You work in the accounting department of the parent company of your group, which has recently acquired new subsidiaries. Paul, your boss, says that one of your team’s highest priorities is to provide investors information that gives a true and fair view of the group’s financial performance and situation. Inaccurate information can lead to a loss of investor trust, which can have repercussions for the company beyond share price. It can also affect your company’s cost of capital. Should your team fail and the information not present a true and fair view, capital could become unaffordable, seriously affecting the company’s ability to maintain ongoing operations.
As you begin to prepare the first set of financial statements, you soon notice some issues. The new subsidiaries send their financial information at different times, use different procedures, and fail to follow the group’s accounting calendar. You discuss these issues with Paul, and you both conclude the new subsidiaries must apply the group’s reconciliation procedures to ensure the reliability of the consolidated accounting information.
You and Paul schedule a meeting with the CFOs of the new subsidiaries. You begin by sharing both the rationale for the group’s reconciliation policies and procedures and the need for the subsidiaries to follow them.

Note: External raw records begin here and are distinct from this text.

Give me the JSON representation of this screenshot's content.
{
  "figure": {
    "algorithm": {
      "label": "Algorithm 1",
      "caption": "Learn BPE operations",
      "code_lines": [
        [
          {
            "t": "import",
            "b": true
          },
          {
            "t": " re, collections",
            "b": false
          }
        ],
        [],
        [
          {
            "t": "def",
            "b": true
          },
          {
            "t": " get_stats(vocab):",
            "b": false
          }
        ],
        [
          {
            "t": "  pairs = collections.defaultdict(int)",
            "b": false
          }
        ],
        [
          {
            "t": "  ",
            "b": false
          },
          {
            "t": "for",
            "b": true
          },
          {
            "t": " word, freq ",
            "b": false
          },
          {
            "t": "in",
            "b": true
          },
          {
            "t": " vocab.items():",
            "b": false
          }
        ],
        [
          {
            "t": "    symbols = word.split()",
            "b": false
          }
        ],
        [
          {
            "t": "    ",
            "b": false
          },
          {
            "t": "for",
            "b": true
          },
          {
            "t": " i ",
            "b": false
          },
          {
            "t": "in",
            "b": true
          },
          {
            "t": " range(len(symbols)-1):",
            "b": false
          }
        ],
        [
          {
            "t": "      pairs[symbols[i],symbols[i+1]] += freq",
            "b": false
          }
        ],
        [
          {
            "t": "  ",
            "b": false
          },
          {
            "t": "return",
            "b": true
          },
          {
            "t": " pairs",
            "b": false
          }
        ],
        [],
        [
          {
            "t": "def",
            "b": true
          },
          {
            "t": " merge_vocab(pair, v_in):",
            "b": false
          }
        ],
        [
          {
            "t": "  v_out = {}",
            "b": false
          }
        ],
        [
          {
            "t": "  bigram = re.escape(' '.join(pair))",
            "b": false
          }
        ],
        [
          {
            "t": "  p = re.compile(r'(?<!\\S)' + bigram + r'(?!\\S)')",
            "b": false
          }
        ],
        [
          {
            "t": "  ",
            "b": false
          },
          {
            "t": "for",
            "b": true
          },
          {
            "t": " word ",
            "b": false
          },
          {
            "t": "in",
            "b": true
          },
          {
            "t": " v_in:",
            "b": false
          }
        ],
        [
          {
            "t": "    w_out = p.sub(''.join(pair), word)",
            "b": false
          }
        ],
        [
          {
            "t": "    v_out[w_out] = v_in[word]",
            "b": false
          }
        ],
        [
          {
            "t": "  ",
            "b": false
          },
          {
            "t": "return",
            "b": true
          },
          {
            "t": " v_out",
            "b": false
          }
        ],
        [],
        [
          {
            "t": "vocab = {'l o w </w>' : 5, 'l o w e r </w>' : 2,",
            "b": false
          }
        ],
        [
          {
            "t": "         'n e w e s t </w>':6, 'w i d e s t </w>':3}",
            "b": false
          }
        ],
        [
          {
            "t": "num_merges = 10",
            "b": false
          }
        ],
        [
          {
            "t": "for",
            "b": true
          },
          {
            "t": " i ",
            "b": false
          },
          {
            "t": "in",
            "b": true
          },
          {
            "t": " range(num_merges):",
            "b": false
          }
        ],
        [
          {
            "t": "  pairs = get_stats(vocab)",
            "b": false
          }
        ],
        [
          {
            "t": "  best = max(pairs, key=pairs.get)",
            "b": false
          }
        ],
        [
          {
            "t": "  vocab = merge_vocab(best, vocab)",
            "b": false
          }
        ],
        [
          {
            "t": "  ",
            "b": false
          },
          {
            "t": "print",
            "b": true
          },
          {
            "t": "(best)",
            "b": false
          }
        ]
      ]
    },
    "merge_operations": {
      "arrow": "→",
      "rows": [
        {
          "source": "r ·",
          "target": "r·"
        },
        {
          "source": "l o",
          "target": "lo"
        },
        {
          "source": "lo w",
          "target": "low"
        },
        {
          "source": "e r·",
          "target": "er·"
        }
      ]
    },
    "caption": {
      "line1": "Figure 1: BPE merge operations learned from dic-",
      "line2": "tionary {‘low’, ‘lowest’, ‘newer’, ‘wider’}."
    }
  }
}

You then detail the group’s policies and procedures for bank reconciliations, reconciliations of the statement of financial position, and reconciliations of the income statement and shareholders’ equity. After your meeting, the new subsidiaries provide timely financial information consistent with that of other group members.

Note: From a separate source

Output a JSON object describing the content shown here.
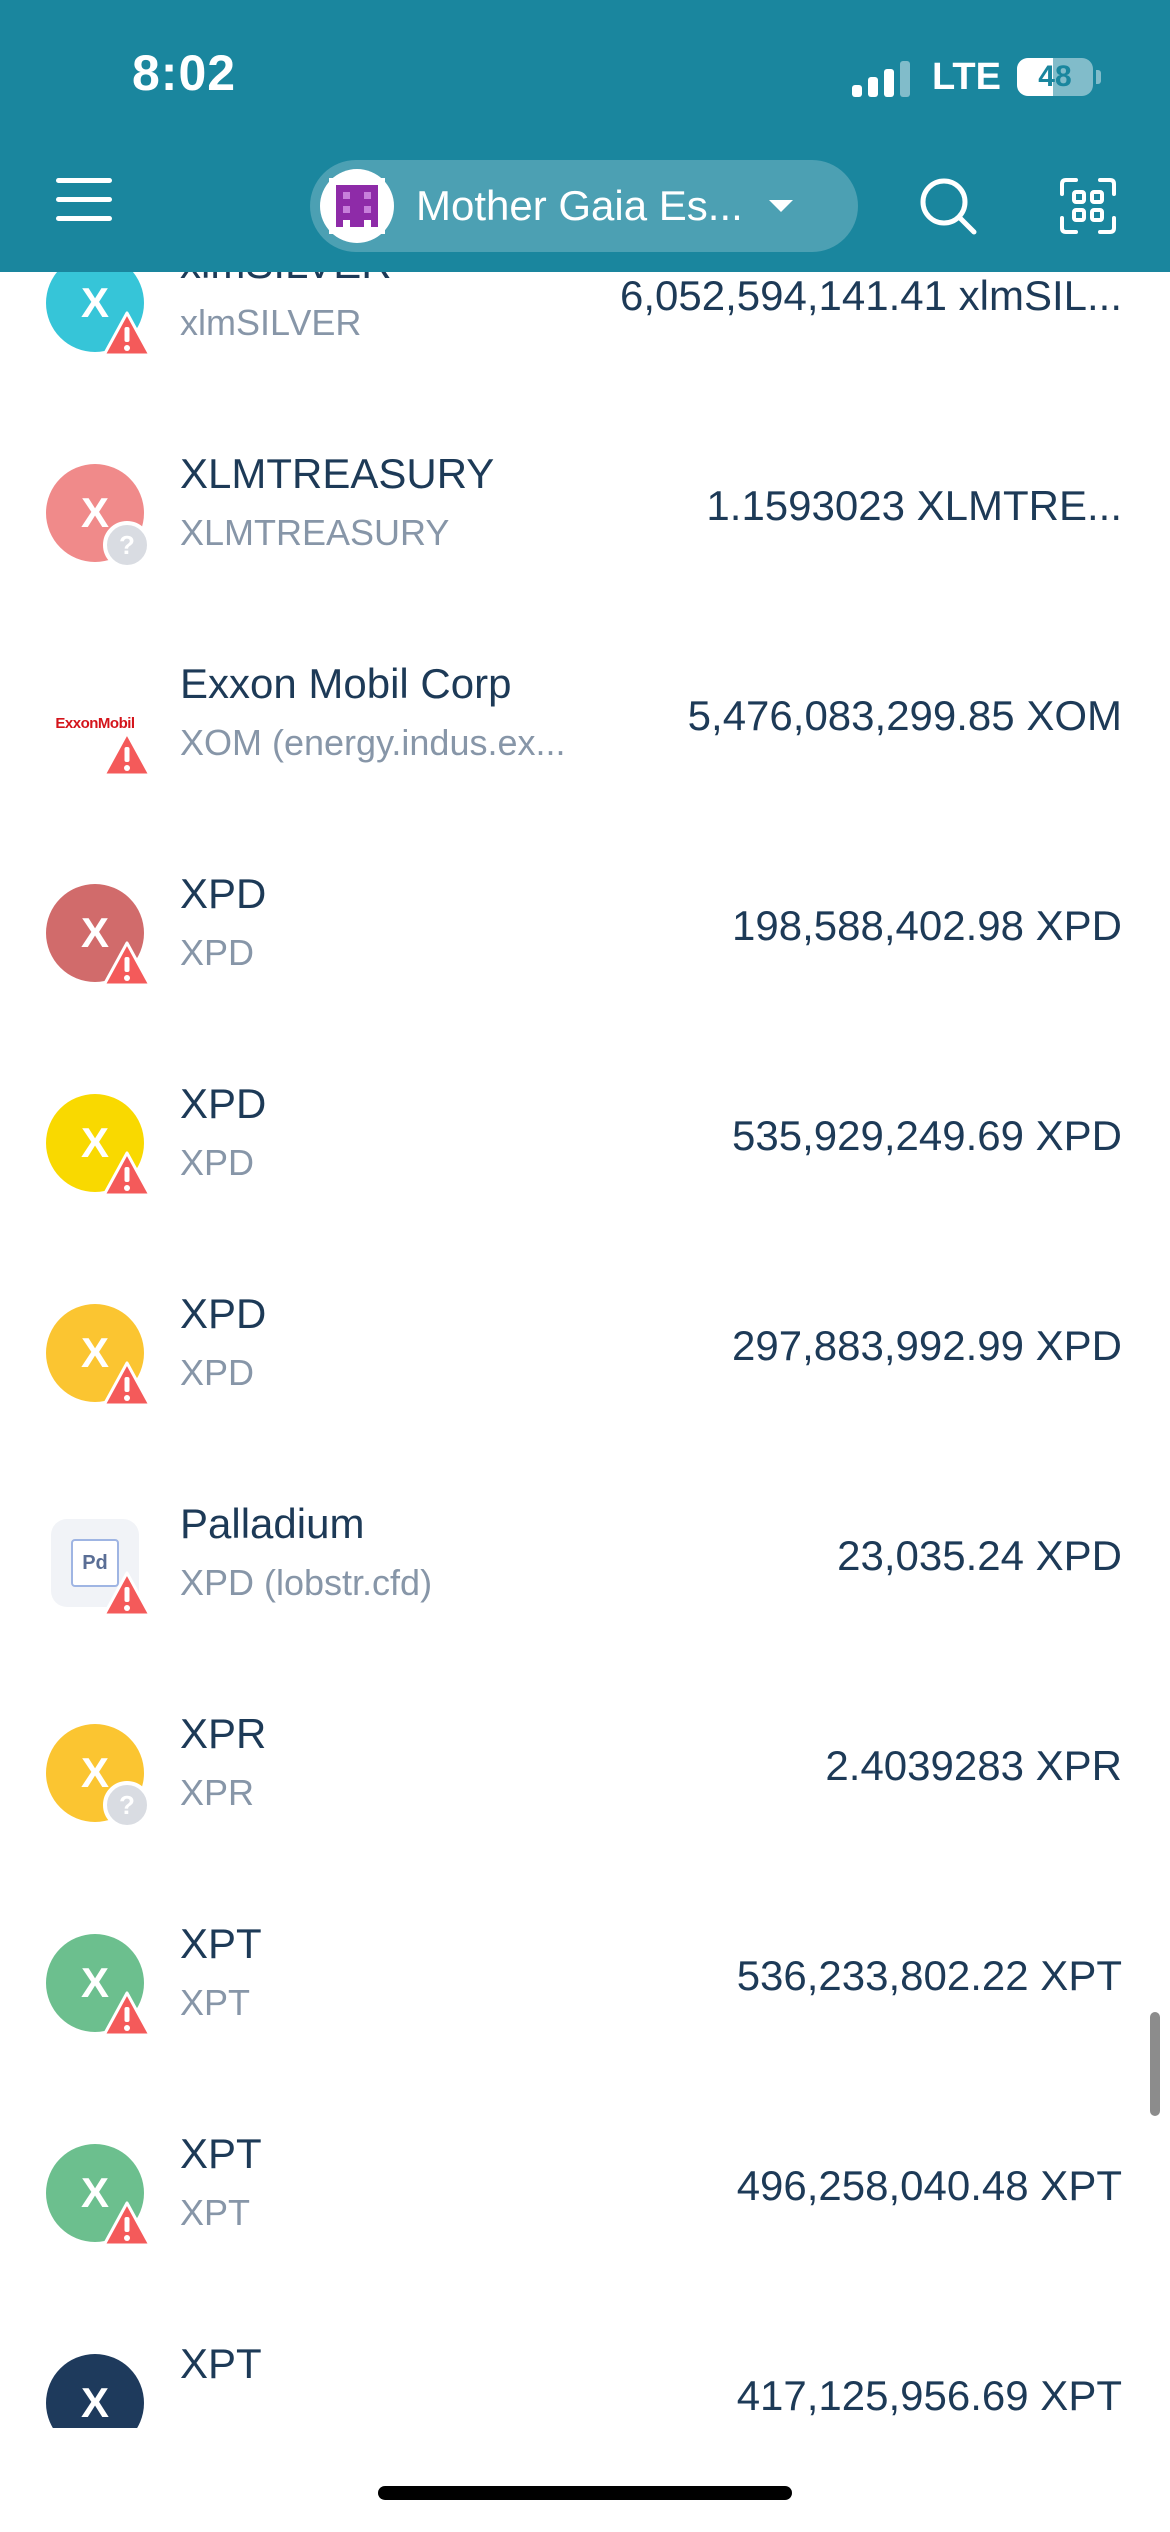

As a result, the investors praise your company’s accounting team for its efficiency and for the truly valuable information produced. Your company’s cost of capital falls below the most optimistic expectation, and you receive a promotion to higher responsibilities.
Have you reviewed your company’s reconciliation policies and procedures? Could you identify areas for improvement? The Accenture Academy course Reconciling Financial Statements
will help you design and apply reconciliation procedures, enabling you to prove that your company’s accounting information is a fair and true view of its operations.